If you are looking for additional space in the back seat (by the time you have a child in an "older" car seat, you may have another infant), some parents prefer to switch to a simple booster seat, rather than the more permanent child car seat. A booster seat does just what it says - boosts the child up several inches so that the adult seat belt is properly positioned across their shoulder and waist. The seat itself is not fastened into the car, which makes it easier to move and remove as needed.
As discussed below, booster seats are not recommended for children younger than 4 or less than 40 pounds. Forward facing car seats with five point harnesses are often the choice of parents until their child reaches kindergarten.
How to Install a Child Car Seat (Forward Facing)
When Should Child Booster Seats be Used?
As your child gets older, taller and heavier, you may wish to transition from a forward facing car seat to a booster seat. These help position an adult seat belt properly across a smaller body. Child booster seats should be used for kids no younger than 4, and up to age 10 and/or 90 pounds. Some smaller children may continue to use booster seats until 11 or 12.
Booster seats are used in the back seat of a vehicle only. No child should ride in the front seat until they are at least the size of a small adult (see additional directions below) and over 12 years old. Even if they are big enough to ride up front, the safest place for any child or teen is in the back seat.
How Old Must a Child Be to Ride Without a Car Seat?
The legal requirements for allowing a child to ride in a vehicle without a car seat varies from state to state. However, general guidelines are based on height (at least 4 feet, 6 inches) and weight (at least 80 pounds). Age varies, but kids should be at least 10 years old, in addition to meeting height and weight guidelines.
When it comes to riding in the front seat, when your child has outgrown a booster seat, most states allow you to use your discretion. Personally, I have a 14 year old who is taller than me who has been safely riding in the front seat for a couple of years. His 12 year old brother now matches me in height (5'4") but is less than 100 pounds. For that reason, we encourage him to continue riding in the back seat. This is because if the passenger side airbag was to deploy, his small frame could be injured.
Some auto manufacturers have switches that allow you to turn off the front airbag.
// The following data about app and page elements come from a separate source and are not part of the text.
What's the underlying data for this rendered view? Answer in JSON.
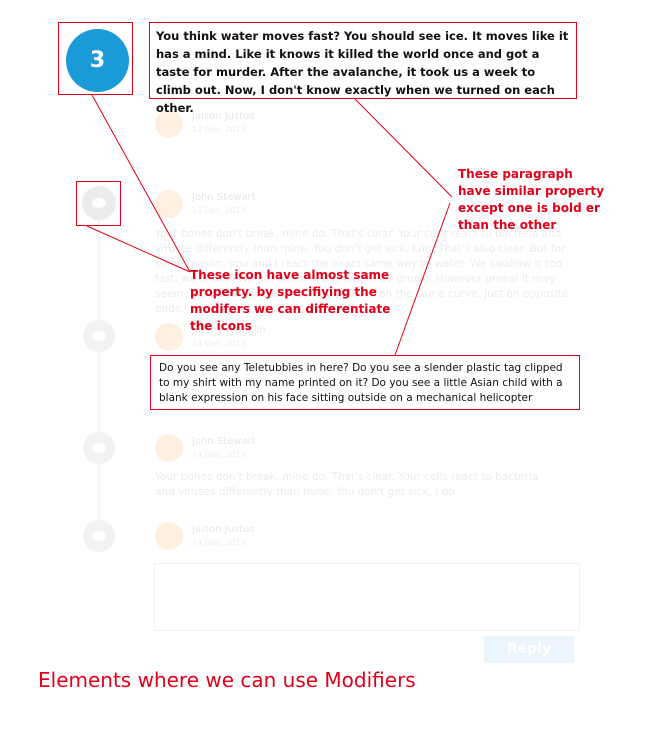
{
  "numbered_badge": "3",
  "bold_quote": "You think water moves fast? You should see ice. It moves like it has a mind. Like it knows it killed the world once and got a taste for murder. After the avalanche, it took us a week to climb out. Now, I don't know exactly when we turned on each other.",
  "normal_quote": "Do you see any Teletubbies in here? Do you see a slender plastic tag clipped to my shirt with my name printed on it? Do you see a little Asian child with a blank expression on his face sitting outside on a mechanical helicopter",
  "annotations": {
    "paragraph_note": "These paragraph have similar property except one is bold er than the other",
    "icon_note": "These icon have almost same property. by specifiying the modifers we can differentiate the icons"
  },
  "comments": [
    {
      "name": "Jaison Justus",
      "date": "12 Dec, 2013",
      "text": ""
    },
    {
      "name": "John Stewart",
      "date": "13 Dec, 2013",
      "text": "Your bones don't break, mine do. That's clear. Your cells react to bacteria and viruses differently than mine. You don't get sick, I do. That's also clear. But for some reason, you and I react the exact same way to water. We swallow it too fast, we choke. We get some in our lungs, we drown. However unreal it may seem, we are connected, you and I. We're on the same curve, just on opposite ends."
    },
    {
      "name": "Jimmy Franklin",
      "date": "14 Dec, 2013",
      "text": ""
    },
    {
      "name": "John Stewart",
      "date": "14 Dec, 2013",
      "text": "Your bones don't break, mine do. That's clear. Your cells react to bacteria and viruses differently than mine. You don't get sick, I do."
    },
    {
      "name": "Jaison Justus",
      "date": "14 Dec, 2013",
      "text": ""
    }
  ],
  "reply_label": "Reply",
  "footer_title": "Elements where we can use Modifiers",
  "colors": {
    "annotation_red": "#e1001a",
    "badge_blue": "#1a9ad6"
  }
}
Nonetheless, in a collision, any child or teen will be safer in the back seat of the vehicle.
Proper Use of Child Booster Seats
Five Tips to Remember About Child Car Seats
- Never purchase or use a car seat that is more than 6 years old, which is the safety limit set for manufacturers
- It is not advised to purchase a second-hand car seat - new is best and safest
- If you are in a car accident with your child restrained in a car seat, the seat should be replaced because they are only warranted for a single crash event
- Check to make sure the seat manufacturer has not issued any recalls before using
- If you are in doubt, opt for more safety features, rather than less. For example, rear-facing or front? Go with rear-facing. Five-point harness or shoulder strap? Go with the harness.
Other Ways to Protect the Health and Safety of Your Children When Driving
Placing your child in a proper car seat or booster is just the first step toward keeping them safe. Anyone who is driving with kids in the car must also follow the rules of the road in minimize the risk of accidents:
- Do not allow children to ride in the front seat, even if in a car seat
- Follow posted speed limits
- Leave adequate stopping distances between yourself and the vehicle in front of you
- Do not use cell phones without a hands-free device (probably best not to take or make any calls at all)
- Do not text and drive
- Do not get behind the wheel if you have had any alcoholic beverages
- Do not drive after taking over-the-counter or prescription medication that results in drowsiness or confusion
- Do not drive if you are too stressed, tired or upset
- Pull over for any emergency vehicles
- Slow down/stop at any railroad crossings